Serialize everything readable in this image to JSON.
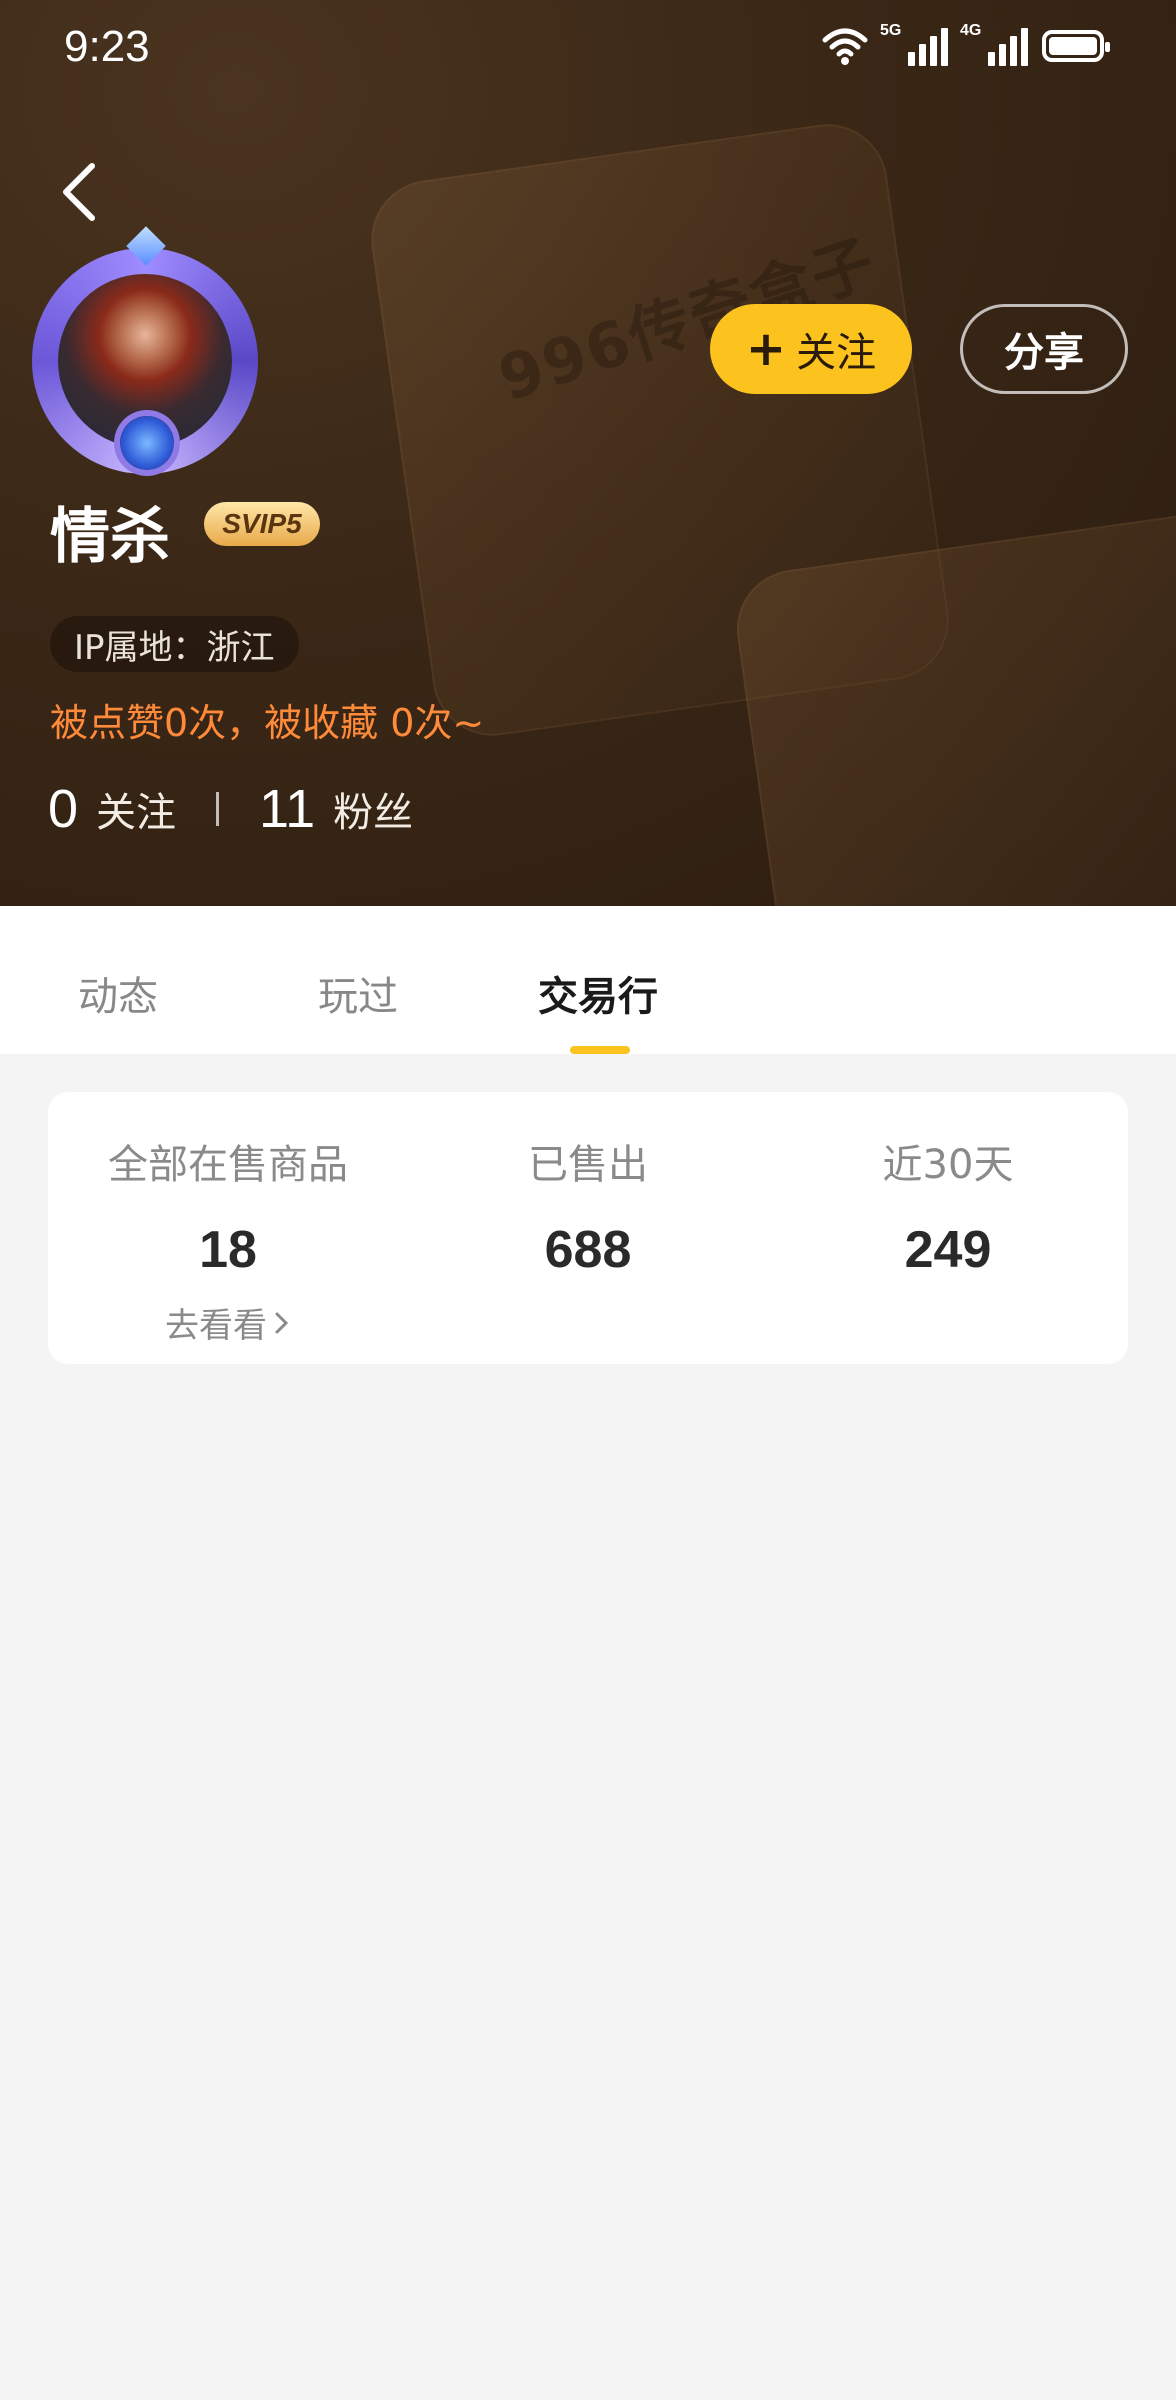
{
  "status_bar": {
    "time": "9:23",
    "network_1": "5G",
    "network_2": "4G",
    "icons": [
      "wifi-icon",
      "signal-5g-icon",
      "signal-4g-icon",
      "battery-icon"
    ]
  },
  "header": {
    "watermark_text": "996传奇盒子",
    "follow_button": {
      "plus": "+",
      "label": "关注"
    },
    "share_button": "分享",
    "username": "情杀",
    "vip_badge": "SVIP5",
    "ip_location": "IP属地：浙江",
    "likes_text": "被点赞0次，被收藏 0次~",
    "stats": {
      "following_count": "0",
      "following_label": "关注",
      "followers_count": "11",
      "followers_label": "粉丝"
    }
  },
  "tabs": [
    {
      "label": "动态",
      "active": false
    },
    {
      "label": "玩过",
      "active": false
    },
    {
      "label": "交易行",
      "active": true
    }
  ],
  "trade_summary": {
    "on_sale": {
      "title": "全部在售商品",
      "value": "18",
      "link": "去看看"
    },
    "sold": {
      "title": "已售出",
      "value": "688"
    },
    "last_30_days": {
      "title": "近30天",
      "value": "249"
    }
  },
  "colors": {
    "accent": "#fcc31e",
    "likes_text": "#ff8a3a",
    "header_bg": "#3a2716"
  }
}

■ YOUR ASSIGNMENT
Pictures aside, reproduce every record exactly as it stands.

■ EXPECTED OUTPUT
Serialize everything readable in this image to JSON.
{
  "status_bar": {
    "time": "9:23",
    "network_1": "5G",
    "network_2": "4G",
    "icons": [
      "wifi-icon",
      "signal-5g-icon",
      "signal-4g-icon",
      "battery-icon"
    ]
  },
  "header": {
    "watermark_text": "996传奇盒子",
    "follow_button": {
      "plus": "+",
      "label": "关注"
    },
    "share_button": "分享",
    "username": "情杀",
    "vip_badge": "SVIP5",
    "ip_location": "IP属地：浙江",
    "likes_text": "被点赞0次，被收藏 0次~",
    "stats": {
      "following_count": "0",
      "following_label": "关注",
      "followers_count": "11",
      "followers_label": "粉丝"
    }
  },
  "tabs": [
    {
      "label": "动态",
      "active": false
    },
    {
      "label": "玩过",
      "active": false
    },
    {
      "label": "交易行",
      "active": true
    }
  ],
  "trade_summary": {
    "on_sale": {
      "title": "全部在售商品",
      "value": "18",
      "link": "去看看"
    },
    "sold": {
      "title": "已售出",
      "value": "688"
    },
    "last_30_days": {
      "title": "近30天",
      "value": "249"
    }
  },
  "colors": {
    "accent": "#fcc31e",
    "likes_text": "#ff8a3a",
    "header_bg": "#3a2716"
  }
}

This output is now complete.